- Activity -
Each record below should be reproduced as it is written, with pictures left out entirely.

- Data shown -
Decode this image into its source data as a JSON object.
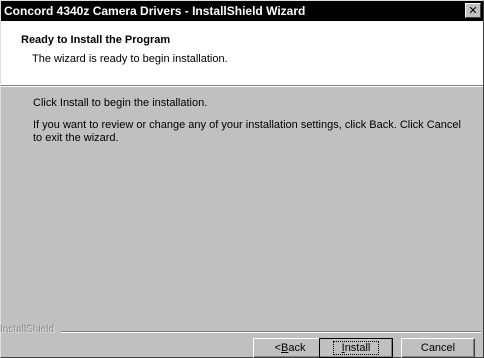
{
  "window": {
    "title": "Concord 4340z Camera Drivers - InstallShield Wizard",
    "close_glyph": "✕"
  },
  "header": {
    "title": "Ready to Install the Program",
    "subtitle": "The wizard is ready to begin installation."
  },
  "body": {
    "line1": "Click Install to begin the installation.",
    "line2": "If you want to review or change any of your installation settings, click Back. Click Cancel to exit the wizard."
  },
  "footer": {
    "brand": "InstallShield"
  },
  "buttons": {
    "back_prefix": "< ",
    "back_access": "B",
    "back_rest": "ack",
    "install_access": "I",
    "install_rest": "nstall",
    "cancel": "Cancel"
  },
  "colors": {
    "titlebar": "#000000",
    "dialog_bg": "#c0c0c0",
    "header_bg": "#ffffff"
  },
  "icons": {
    "close": "close-icon"
  }
}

- Response area -
Decode this image into its source data as a JSON object.
{
  "window": {
    "title": "Concord 4340z Camera Drivers - InstallShield Wizard",
    "close_glyph": "✕"
  },
  "header": {
    "title": "Ready to Install the Program",
    "subtitle": "The wizard is ready to begin installation."
  },
  "body": {
    "line1": "Click Install to begin the installation.",
    "line2": "If you want to review or change any of your installation settings, click Back. Click Cancel to exit the wizard."
  },
  "footer": {
    "brand": "InstallShield"
  },
  "buttons": {
    "back_prefix": "< ",
    "back_access": "B",
    "back_rest": "ack",
    "install_access": "I",
    "install_rest": "nstall",
    "cancel": "Cancel"
  },
  "colors": {
    "titlebar": "#000000",
    "dialog_bg": "#c0c0c0",
    "header_bg": "#ffffff"
  },
  "icons": {
    "close": "close-icon"
  }
}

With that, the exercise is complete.